# Excerpted records
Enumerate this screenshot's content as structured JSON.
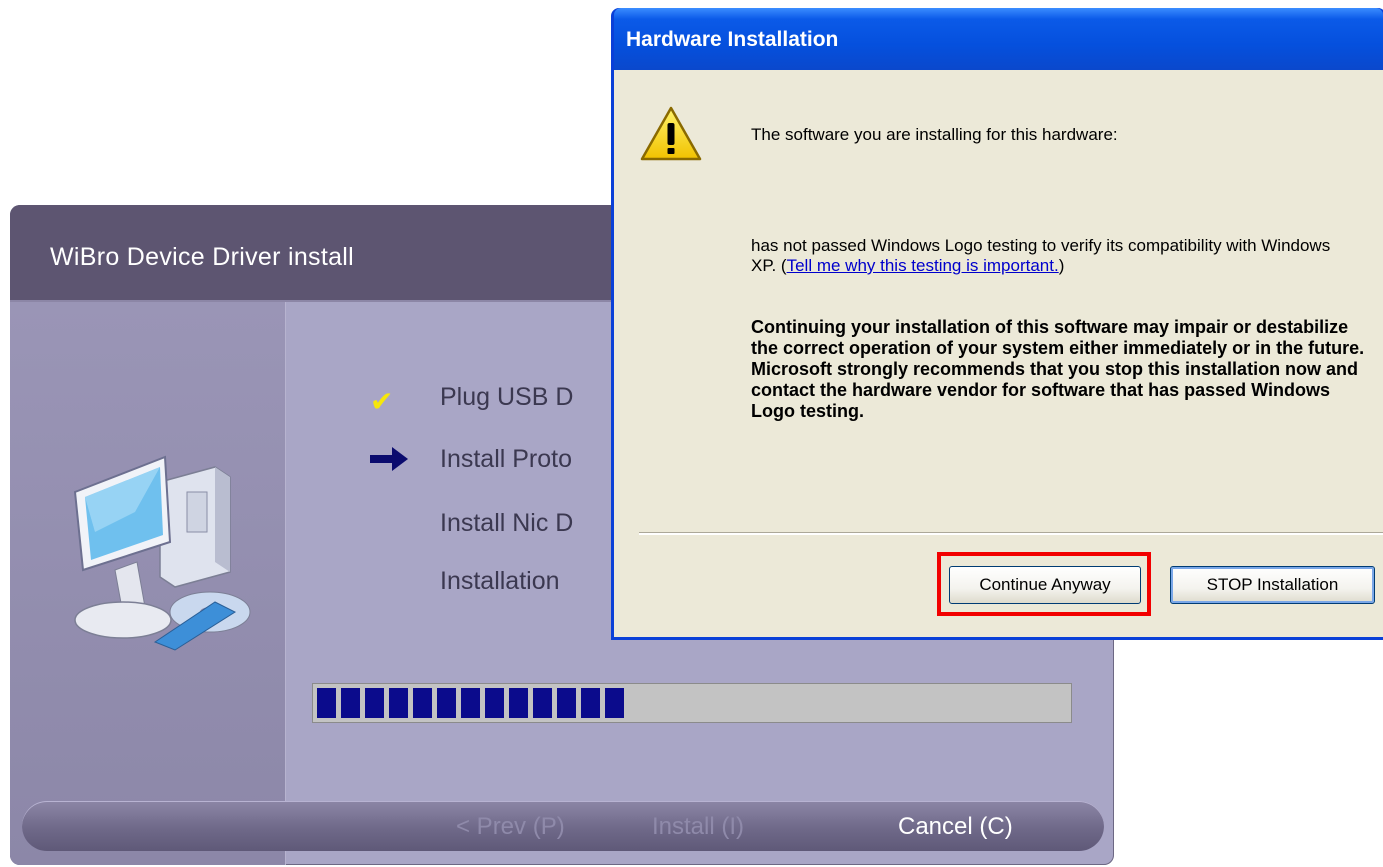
{
  "installer": {
    "title": "WiBro Device Driver install",
    "steps": [
      {
        "label": "Plug USB D",
        "status": "done"
      },
      {
        "label": "Install Proto",
        "status": "current"
      },
      {
        "label": "Install Nic D",
        "status": "pending"
      },
      {
        "label": "Installation",
        "status": "pending"
      }
    ],
    "progress_percent": 41,
    "buttons": {
      "prev": "< Prev (P)",
      "install": "Install (I)",
      "cancel": "Cancel (C)"
    }
  },
  "dialog": {
    "title": "Hardware Installation",
    "line1": "The software you are installing for this hardware:",
    "line2_prefix": "has not passed Windows Logo testing to verify its compatibility with Windows XP. (",
    "line2_link": "Tell me why this testing is important.",
    "line2_suffix": ")",
    "warning": "Continuing your installation of this software may impair or destabilize the correct operation of your system either immediately or in the future. Microsoft strongly recommends that you stop this installation now and contact the hardware vendor for software that has passed Windows Logo testing.",
    "buttons": {
      "continue": "Continue Anyway",
      "stop": "STOP Installation"
    }
  },
  "icons": {
    "check": "check-icon",
    "arrow": "arrow-right-icon",
    "warning": "warning-icon",
    "computer": "computer-icon"
  },
  "colors": {
    "highlight": "#f20000",
    "progress": "#0b0b8c",
    "check": "#f6e70b"
  }
}
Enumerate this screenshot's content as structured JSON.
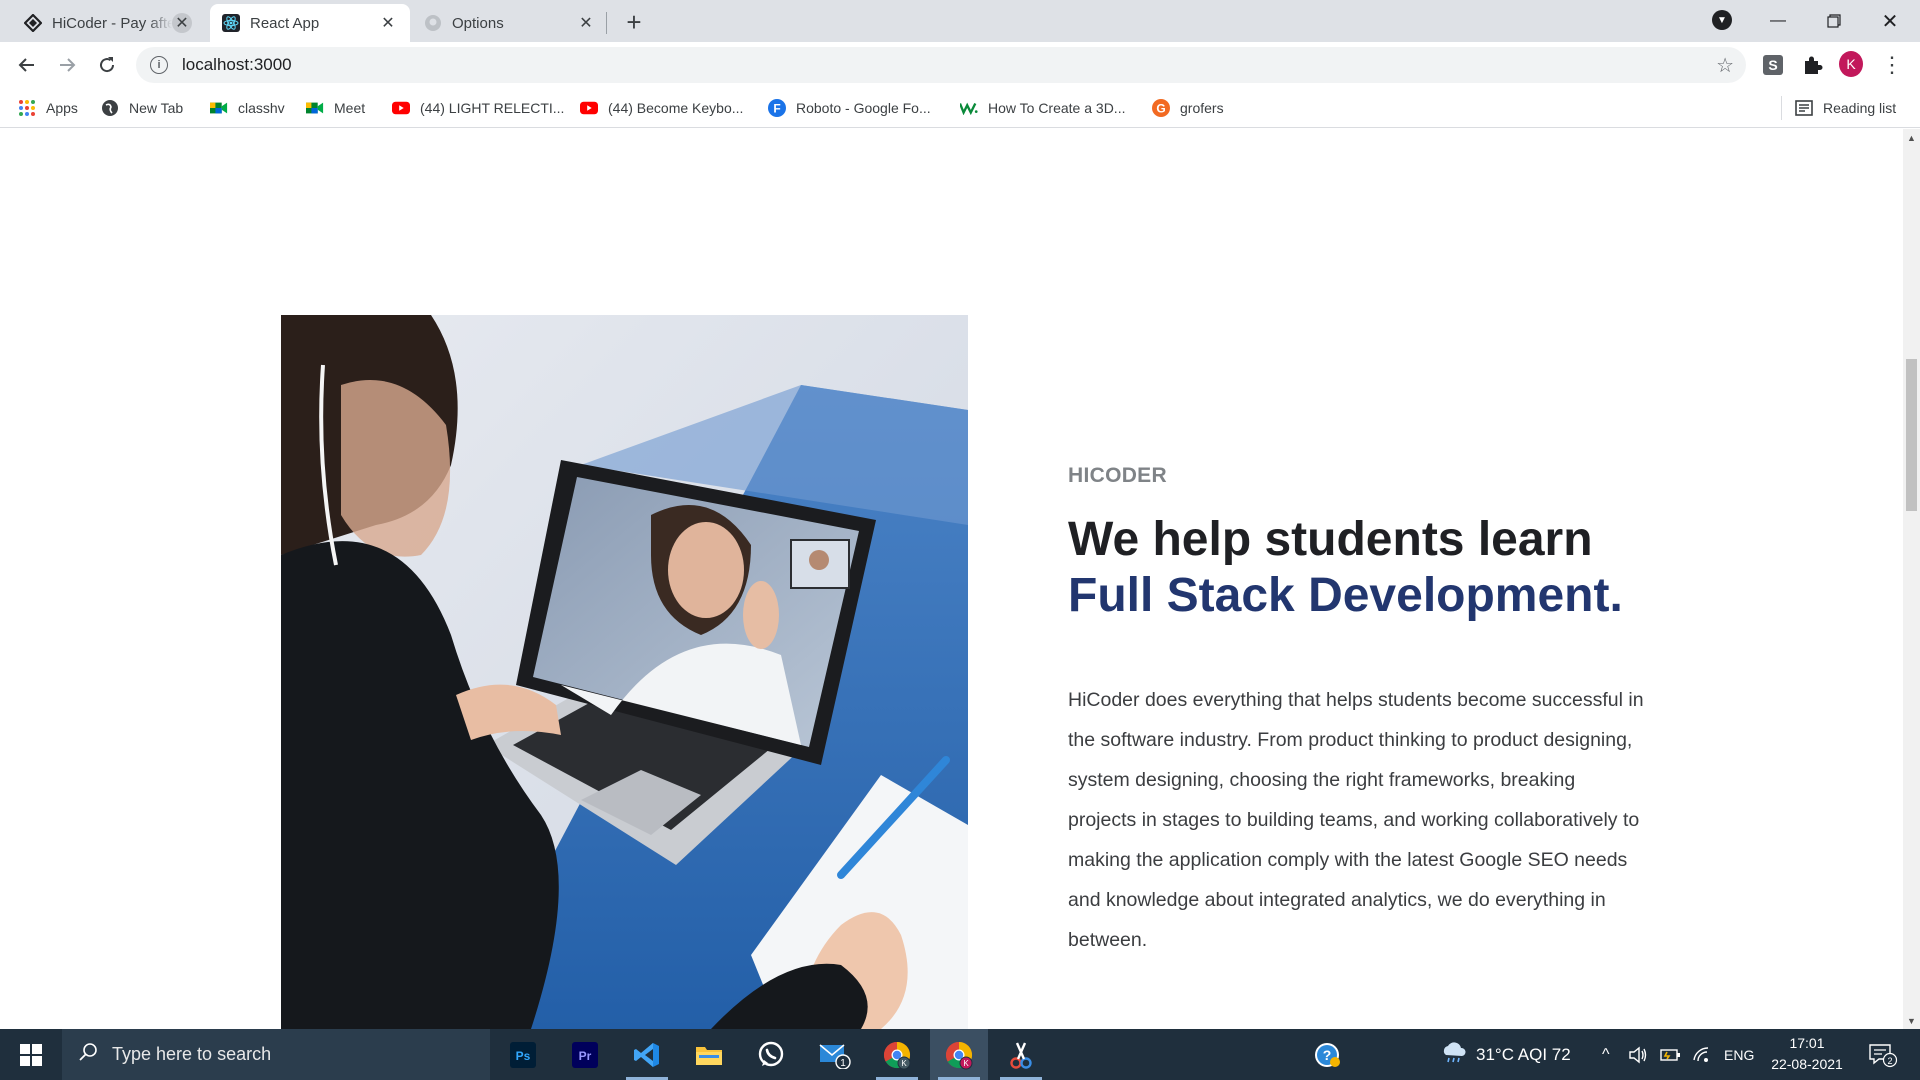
{
  "browser": {
    "tabs": [
      {
        "title": "HiCoder - Pay after",
        "active": false
      },
      {
        "title": "React App",
        "active": true
      },
      {
        "title": "Options",
        "active": false
      }
    ],
    "address": "localhost:3000",
    "profile_initial": "K",
    "bookmarks": [
      {
        "label": "Apps",
        "icon": "apps-grid-icon"
      },
      {
        "label": "New Tab",
        "icon": "globe-icon"
      },
      {
        "label": "classhv",
        "icon": "google-meet-icon"
      },
      {
        "label": "Meet",
        "icon": "google-meet-icon"
      },
      {
        "label": "(44) LIGHT RELECTI...",
        "icon": "youtube-icon"
      },
      {
        "label": "(44) Become Keybo...",
        "icon": "youtube-icon"
      },
      {
        "label": "Roboto - Google Fo...",
        "icon": "google-fonts-icon"
      },
      {
        "label": "How To Create a 3D...",
        "icon": "webflow-icon"
      },
      {
        "label": "grofers",
        "icon": "grofers-icon"
      }
    ],
    "reading_list": "Reading list"
  },
  "page": {
    "eyebrow": "HICODER",
    "headline_line1": "We help students learn",
    "headline_line2": "Full Stack Development.",
    "body": "HiCoder does everything that helps students become successful in the software industry. From product thinking to product designing, system designing, choosing the right frameworks, breaking projects in stages to building teams, and working collaboratively to making the application comply with the latest Google SEO needs and knowledge about integrated analytics, we do everything in between."
  },
  "taskbar": {
    "search_placeholder": "Type here to search",
    "apps": [
      "photoshop-icon",
      "premiere-icon",
      "vscode-icon",
      "file-explorer-icon",
      "whatsapp-icon",
      "mail-icon",
      "chrome-icon",
      "chrome-icon",
      "snipping-tool-icon"
    ],
    "mail_badge": "1",
    "weather": "31°C  AQI 72",
    "language": "ENG",
    "time": "17:01",
    "date": "22-08-2021",
    "notification_count": "2"
  },
  "colors": {
    "accent_headline": "#22366f",
    "taskbar": "#1f2f3d"
  }
}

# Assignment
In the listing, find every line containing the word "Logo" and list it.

# The answer
    "line2_prefix": "has not passed Windows Logo testing to verify its compatibility with Windows XP. (",
    "warning": "Continuing your installation of this software may impair or destabilize the correct operation of your system either immediately or in the future. Microsoft strongly recommends that you stop this installation now and contact the hardware vendor for software that has passed Windows Logo testing.",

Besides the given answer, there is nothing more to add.